Investment Accounts: These accounts put your money to work on the market. You may choose to put your money into stocks, mutual funds, bond, ETFs, or a combination of these types of funds.
Direct Deposit: Send your paycheck or other funds directly to your savings or checking accounts.
Certificates of Deposit (CDs): Earn a set amount of interest, usually higher than an average savings account, by putting money into a CD for a set term. We offer terms from 7 days up to 10 years.
Buying a home, whether it's your first time or you’ve bought before, can be a stressful process. We are here to remove that stress with solutions that meet your needs.
FIRST-TIME HOMEBUYERS IN HAWAII
Hawaii residents looking to buy their first home will benefit from the knowledgeable resource of a local home loan expert. First time home buyer programs often include lower down payment requirements.
VACATION HOMES OR INVESTMENT PROPERTIES IN HAWAII
Many people choose our beautiful island as their destination for a second home. A local residential loan officer can help you determine your borrowing situation for your second home. ASB also offers competitive rates for investment properties in Hawaii.
LOANS THAT EXCEED THE CONFORMING LOAN LIMITS IN HAWAII
Looking to get your dream home, but worried the purchase price is too high for a regular mortgage? We offer Jumbo Loans created to serve high-value properties. Let our experienced residential loan staff help you prepare to make this large financial decision and provide you with the resources you need.
VETERANS BUYING A HOME IN HAWAII
The U.S. Department of Veterans Affairs (VA) Loan Program is backed by the U.S. Department of Veterans Affairs and is available for eligible service members and veterans. Plus, you can take advantage of the zero down payment up to the VA county loan limit.
LEVERAGING THE VALUE IN YOUR HOME IN HAWAII
Existing homeowners can benefit from paying down their mortgage. Each payment towards your loan’s principal helps build your equity in the home. This equity can be used to make changes to the home, like renovations or upgrades. You can also use the credit built from your home loan to lower your monthly payment or decrease your interest rate through a refinance.
Home Equity Line of Credit (HELOC): This line of credit is secured by the equity in your home and can be used for things like home renovations, education payments and more. Fixed Rate Equity Loan Options (FRELO) are also available.

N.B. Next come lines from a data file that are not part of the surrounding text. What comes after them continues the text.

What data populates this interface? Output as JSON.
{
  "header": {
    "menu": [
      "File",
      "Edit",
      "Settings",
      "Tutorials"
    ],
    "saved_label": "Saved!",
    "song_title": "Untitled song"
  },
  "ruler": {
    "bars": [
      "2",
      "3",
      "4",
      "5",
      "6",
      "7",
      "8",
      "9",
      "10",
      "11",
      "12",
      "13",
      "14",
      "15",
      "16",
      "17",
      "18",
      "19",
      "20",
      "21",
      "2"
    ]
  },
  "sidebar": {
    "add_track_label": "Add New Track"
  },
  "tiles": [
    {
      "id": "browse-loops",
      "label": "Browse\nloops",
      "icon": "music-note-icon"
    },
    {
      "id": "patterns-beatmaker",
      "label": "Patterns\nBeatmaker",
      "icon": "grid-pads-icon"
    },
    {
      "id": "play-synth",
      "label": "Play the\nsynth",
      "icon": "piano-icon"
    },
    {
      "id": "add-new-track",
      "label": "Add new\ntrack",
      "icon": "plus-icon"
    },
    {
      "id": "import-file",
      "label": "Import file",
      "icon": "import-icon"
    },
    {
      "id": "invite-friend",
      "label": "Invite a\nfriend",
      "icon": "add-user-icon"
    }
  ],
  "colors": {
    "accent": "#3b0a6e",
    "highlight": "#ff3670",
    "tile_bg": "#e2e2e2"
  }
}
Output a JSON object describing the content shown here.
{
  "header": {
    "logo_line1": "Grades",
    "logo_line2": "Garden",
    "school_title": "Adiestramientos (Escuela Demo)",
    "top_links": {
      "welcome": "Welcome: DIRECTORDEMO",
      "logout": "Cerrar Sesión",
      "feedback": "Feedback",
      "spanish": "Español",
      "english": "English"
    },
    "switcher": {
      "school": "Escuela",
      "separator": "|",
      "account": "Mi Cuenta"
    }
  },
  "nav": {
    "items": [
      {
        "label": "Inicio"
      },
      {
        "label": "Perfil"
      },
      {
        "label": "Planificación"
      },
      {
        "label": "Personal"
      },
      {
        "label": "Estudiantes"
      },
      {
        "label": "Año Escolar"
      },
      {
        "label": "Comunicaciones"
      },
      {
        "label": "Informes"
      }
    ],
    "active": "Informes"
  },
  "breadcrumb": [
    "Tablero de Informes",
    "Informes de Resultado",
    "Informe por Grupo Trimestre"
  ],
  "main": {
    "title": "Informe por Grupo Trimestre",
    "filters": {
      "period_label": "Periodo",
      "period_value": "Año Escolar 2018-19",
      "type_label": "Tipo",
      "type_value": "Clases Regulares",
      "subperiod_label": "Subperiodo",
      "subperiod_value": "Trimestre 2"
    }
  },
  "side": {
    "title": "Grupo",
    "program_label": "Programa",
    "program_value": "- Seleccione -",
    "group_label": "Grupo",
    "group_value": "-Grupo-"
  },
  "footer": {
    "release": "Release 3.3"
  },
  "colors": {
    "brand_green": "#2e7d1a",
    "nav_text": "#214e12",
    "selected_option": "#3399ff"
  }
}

Mortgage Refinance: We have rate and term refinancing options that can help lower your payments. Talk to one of our loan officers for more details.